What you need to do:
Find every line of the listing below where "mysql" appears, and copy it.
═══ Data records ═══
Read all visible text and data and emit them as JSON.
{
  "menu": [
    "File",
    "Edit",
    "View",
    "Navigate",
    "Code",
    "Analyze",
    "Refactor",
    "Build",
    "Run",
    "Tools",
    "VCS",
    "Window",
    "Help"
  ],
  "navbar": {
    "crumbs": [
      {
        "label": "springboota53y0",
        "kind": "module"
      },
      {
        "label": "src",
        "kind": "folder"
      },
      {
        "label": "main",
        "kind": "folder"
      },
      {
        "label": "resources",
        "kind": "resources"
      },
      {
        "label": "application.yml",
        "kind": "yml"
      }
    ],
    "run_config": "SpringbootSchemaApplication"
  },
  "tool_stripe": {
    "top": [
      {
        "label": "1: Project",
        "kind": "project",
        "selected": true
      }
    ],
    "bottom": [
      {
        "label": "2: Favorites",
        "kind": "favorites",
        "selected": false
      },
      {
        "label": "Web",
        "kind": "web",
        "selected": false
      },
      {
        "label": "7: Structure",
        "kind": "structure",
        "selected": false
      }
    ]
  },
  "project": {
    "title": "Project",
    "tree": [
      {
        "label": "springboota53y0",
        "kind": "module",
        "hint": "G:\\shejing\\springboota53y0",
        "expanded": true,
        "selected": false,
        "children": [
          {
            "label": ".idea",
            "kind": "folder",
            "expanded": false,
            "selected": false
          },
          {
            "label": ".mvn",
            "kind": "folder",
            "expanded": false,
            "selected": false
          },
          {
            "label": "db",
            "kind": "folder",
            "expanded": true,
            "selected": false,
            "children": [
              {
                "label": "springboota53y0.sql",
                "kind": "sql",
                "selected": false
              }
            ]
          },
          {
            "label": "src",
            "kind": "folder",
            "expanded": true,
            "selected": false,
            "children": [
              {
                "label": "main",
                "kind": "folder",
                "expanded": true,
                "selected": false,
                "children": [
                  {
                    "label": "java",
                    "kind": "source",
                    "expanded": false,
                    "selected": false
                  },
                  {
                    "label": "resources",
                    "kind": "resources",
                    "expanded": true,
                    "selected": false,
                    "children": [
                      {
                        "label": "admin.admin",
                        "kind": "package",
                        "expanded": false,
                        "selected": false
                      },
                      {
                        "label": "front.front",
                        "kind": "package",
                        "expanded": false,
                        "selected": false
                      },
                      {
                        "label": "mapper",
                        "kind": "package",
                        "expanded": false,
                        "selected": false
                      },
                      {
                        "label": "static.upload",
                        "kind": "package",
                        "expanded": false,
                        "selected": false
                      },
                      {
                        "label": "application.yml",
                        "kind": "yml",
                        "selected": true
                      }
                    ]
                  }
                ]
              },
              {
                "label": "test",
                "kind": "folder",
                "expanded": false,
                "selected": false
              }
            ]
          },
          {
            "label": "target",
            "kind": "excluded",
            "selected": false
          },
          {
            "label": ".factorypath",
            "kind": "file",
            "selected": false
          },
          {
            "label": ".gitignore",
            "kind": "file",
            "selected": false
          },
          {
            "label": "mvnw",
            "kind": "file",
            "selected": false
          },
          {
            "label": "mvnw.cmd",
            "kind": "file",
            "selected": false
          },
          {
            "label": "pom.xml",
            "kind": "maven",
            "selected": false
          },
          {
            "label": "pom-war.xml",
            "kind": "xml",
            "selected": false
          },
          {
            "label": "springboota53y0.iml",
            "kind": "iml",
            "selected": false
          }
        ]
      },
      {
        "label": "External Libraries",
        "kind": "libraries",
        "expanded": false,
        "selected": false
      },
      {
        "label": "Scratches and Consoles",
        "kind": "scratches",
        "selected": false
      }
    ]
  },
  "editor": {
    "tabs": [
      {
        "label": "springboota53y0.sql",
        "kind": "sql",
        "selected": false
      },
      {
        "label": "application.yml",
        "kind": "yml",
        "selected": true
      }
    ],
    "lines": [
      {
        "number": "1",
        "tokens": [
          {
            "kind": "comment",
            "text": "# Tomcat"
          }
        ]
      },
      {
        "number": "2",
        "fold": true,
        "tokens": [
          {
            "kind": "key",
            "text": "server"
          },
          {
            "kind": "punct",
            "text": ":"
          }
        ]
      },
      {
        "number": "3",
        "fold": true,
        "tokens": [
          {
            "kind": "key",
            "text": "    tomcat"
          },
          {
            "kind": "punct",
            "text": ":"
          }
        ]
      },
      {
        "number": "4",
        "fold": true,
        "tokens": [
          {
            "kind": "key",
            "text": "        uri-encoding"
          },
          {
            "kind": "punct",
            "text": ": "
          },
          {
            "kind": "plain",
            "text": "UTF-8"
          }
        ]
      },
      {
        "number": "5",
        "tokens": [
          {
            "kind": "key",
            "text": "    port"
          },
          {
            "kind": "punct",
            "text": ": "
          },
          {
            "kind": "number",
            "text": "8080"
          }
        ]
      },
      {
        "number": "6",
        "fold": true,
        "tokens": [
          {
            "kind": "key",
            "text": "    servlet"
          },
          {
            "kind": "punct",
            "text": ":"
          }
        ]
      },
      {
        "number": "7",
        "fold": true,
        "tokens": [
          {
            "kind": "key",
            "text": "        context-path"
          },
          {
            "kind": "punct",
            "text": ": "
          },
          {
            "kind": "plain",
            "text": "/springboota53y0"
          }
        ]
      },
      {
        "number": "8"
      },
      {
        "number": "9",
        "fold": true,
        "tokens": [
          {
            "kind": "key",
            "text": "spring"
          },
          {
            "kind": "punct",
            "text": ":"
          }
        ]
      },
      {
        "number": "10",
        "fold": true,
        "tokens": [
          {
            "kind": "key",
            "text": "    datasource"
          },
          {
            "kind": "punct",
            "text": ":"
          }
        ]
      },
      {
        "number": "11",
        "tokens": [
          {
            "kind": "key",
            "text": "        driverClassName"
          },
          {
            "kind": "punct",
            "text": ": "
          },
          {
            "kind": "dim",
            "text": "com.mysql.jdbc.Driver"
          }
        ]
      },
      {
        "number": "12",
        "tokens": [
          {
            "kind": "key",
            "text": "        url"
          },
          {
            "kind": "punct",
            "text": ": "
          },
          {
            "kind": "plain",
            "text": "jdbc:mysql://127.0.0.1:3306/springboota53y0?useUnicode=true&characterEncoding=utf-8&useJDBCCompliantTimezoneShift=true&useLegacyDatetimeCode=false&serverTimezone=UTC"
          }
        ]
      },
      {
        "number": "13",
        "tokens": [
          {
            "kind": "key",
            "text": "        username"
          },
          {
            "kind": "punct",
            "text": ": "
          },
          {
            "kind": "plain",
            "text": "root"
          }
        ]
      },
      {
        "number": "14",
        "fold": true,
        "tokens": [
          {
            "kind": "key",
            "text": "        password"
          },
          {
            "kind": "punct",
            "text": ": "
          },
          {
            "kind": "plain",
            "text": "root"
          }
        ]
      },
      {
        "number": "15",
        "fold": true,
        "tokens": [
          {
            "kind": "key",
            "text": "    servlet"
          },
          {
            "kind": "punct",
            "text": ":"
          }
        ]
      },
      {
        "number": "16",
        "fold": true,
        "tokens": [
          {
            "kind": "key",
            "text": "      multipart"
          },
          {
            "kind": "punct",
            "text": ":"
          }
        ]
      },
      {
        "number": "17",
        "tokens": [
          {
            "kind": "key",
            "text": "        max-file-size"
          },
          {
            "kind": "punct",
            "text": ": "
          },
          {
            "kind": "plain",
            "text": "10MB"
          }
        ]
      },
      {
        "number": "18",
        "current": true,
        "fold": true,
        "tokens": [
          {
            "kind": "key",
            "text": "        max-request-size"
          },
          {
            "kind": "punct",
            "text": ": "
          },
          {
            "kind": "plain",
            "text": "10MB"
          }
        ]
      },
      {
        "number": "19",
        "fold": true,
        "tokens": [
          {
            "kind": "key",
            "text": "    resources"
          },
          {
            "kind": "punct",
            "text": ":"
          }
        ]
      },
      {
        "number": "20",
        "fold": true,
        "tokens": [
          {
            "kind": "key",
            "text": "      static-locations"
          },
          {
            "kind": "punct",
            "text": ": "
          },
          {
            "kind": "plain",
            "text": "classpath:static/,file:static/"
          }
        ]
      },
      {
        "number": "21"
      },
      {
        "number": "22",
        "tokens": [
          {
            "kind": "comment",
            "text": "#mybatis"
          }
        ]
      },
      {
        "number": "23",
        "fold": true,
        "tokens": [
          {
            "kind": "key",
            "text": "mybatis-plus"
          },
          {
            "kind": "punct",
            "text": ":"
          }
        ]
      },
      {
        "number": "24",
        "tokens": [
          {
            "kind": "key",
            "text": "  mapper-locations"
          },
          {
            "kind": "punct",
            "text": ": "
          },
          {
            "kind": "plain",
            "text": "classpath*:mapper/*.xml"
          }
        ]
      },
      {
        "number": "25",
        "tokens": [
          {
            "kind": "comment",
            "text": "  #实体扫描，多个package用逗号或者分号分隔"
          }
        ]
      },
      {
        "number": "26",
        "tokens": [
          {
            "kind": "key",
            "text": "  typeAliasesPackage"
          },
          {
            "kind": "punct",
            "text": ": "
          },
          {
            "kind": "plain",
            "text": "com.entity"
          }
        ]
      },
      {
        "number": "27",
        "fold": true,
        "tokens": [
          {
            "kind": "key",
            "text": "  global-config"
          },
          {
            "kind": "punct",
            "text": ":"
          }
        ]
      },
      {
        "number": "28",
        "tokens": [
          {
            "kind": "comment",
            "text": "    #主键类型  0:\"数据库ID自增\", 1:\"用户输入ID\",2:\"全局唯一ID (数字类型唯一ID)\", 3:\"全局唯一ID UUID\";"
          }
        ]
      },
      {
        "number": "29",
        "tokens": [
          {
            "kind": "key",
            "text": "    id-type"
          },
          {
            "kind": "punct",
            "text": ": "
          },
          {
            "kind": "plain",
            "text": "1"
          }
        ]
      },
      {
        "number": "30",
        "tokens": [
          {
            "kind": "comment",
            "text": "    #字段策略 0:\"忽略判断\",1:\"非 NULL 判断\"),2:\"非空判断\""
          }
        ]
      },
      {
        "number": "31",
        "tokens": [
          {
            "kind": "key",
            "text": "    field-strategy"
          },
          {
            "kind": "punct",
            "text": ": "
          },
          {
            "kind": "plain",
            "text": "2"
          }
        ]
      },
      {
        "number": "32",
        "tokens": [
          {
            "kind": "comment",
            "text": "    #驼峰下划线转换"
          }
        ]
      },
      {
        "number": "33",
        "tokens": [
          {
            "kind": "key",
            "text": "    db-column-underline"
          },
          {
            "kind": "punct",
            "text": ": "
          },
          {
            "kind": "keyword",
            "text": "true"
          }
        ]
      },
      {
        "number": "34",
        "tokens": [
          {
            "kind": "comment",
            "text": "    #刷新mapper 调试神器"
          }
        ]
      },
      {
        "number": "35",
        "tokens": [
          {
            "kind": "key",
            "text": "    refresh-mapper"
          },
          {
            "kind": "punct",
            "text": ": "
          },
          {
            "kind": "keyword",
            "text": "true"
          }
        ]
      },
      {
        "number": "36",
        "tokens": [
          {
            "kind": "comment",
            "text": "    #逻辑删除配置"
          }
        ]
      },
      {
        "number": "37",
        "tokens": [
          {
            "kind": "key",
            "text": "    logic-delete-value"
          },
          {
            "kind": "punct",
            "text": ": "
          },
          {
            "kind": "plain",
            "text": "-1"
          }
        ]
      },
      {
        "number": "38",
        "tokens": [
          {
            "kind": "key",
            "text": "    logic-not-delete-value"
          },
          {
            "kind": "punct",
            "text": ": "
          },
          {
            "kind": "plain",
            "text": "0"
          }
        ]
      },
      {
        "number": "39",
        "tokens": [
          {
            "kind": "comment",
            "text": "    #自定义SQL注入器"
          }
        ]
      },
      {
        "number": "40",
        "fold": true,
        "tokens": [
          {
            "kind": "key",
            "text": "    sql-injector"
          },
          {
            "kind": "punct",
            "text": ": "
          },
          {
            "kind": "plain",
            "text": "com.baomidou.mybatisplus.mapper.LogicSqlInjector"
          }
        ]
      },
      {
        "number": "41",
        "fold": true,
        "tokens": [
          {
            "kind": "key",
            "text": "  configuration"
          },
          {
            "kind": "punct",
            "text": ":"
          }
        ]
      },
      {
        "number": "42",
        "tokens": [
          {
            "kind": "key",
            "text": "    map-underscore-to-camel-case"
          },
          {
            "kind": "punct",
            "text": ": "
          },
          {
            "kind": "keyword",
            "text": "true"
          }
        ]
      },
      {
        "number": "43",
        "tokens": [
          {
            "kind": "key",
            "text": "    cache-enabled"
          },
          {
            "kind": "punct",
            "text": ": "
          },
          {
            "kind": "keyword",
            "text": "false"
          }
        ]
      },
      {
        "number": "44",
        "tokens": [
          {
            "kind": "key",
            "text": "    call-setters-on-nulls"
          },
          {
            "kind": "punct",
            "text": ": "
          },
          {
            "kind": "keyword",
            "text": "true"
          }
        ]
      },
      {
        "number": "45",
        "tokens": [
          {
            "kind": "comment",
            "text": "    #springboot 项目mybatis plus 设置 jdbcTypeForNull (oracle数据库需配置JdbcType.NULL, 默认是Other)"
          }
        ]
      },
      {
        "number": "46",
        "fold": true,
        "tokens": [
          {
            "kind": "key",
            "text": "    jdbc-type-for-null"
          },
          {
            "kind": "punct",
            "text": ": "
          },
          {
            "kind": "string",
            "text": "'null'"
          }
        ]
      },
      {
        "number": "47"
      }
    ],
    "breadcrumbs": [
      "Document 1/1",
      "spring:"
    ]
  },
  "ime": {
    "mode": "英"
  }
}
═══
Completed exercise:
            "text": "com.mysql.jdbc.Driver"
            "text": "jdbc:mysql://127.0.0.1:3306/springboota53y0?useUnicode=true&characterEncoding=utf-8&useJDBCCompliantTimezoneShift=true&useLegacyDatetimeCode=false&serverTimezone=UTC"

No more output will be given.